## WORK TO BE COMPLETED
Return every line of the data below that includes the string "Dieser".

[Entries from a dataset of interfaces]
┄┄┄┄┄┄

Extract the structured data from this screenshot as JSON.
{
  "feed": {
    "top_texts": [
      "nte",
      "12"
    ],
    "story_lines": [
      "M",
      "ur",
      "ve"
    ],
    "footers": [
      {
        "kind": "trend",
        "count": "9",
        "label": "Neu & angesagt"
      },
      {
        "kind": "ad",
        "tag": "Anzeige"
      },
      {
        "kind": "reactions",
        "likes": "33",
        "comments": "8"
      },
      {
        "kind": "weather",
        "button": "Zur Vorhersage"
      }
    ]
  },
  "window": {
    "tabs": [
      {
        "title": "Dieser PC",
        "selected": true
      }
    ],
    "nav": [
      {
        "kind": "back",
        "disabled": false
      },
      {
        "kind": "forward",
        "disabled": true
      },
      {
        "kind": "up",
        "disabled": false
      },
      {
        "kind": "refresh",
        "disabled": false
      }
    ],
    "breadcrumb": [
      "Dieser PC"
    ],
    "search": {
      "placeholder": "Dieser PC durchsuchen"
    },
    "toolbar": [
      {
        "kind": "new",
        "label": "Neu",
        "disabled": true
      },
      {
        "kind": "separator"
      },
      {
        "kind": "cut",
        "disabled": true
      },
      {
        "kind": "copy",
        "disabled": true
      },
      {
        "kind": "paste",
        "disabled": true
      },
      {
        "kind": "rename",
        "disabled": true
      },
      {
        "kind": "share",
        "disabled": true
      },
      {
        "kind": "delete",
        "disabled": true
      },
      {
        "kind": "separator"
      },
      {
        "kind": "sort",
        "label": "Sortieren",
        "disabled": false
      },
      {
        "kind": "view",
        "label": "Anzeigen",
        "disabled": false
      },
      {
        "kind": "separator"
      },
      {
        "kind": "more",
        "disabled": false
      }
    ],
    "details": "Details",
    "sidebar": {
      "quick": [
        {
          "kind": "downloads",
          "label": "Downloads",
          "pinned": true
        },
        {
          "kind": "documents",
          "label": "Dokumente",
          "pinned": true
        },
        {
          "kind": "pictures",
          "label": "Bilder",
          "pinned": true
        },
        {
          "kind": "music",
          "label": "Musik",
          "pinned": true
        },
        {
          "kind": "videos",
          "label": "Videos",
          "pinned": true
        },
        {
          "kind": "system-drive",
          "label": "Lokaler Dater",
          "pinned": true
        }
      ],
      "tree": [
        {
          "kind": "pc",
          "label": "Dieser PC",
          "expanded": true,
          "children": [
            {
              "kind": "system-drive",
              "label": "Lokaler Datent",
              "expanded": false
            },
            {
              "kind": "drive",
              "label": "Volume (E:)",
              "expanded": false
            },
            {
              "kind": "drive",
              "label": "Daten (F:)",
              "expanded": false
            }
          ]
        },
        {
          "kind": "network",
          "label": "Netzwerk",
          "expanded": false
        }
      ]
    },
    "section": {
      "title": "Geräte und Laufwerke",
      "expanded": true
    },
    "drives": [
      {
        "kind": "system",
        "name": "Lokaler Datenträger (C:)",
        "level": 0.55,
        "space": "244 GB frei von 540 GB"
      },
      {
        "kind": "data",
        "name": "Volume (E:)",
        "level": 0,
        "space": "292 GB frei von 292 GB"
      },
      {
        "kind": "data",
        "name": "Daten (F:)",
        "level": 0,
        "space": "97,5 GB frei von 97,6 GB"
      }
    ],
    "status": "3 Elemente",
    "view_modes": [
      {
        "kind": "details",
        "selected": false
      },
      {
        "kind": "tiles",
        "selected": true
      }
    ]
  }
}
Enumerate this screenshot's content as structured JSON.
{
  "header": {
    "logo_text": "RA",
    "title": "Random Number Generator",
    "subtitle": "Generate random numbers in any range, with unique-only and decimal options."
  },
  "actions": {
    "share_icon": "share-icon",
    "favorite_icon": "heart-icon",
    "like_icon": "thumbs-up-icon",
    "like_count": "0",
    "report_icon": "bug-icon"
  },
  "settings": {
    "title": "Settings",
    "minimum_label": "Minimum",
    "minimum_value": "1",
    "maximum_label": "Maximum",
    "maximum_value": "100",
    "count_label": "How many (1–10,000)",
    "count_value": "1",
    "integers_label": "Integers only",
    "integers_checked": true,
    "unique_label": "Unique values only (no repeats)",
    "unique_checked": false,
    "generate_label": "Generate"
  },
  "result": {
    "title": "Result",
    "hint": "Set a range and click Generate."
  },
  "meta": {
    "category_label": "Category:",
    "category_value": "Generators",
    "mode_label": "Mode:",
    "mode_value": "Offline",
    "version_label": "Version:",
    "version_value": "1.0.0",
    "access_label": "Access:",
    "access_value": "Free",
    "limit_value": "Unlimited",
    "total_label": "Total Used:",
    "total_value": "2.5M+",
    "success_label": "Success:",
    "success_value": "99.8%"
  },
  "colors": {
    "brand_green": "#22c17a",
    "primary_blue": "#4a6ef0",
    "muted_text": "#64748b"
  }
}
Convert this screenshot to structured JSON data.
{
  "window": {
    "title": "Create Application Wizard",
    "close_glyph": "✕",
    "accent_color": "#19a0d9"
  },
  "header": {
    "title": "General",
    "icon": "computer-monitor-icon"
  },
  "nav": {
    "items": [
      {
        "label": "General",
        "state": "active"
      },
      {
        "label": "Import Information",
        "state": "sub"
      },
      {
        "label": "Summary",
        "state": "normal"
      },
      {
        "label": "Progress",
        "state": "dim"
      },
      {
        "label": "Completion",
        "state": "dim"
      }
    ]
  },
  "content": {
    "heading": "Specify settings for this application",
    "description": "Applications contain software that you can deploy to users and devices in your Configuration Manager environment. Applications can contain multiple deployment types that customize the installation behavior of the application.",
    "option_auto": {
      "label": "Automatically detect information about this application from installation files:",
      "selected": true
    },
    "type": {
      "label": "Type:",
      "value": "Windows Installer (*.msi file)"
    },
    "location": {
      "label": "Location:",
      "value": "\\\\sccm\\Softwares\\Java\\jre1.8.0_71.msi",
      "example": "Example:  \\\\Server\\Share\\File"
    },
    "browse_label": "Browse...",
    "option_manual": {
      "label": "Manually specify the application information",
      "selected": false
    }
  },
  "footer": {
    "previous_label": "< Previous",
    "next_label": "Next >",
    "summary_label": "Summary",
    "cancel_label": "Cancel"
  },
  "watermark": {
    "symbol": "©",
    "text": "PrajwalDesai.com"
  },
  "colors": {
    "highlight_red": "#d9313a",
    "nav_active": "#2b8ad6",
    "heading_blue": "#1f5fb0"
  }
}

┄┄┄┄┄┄

## THE ANSWER
        "title": "Dieser PC",
      "Dieser PC"
      "placeholder": "Dieser PC durchsuchen"
          "label": "Dieser PC",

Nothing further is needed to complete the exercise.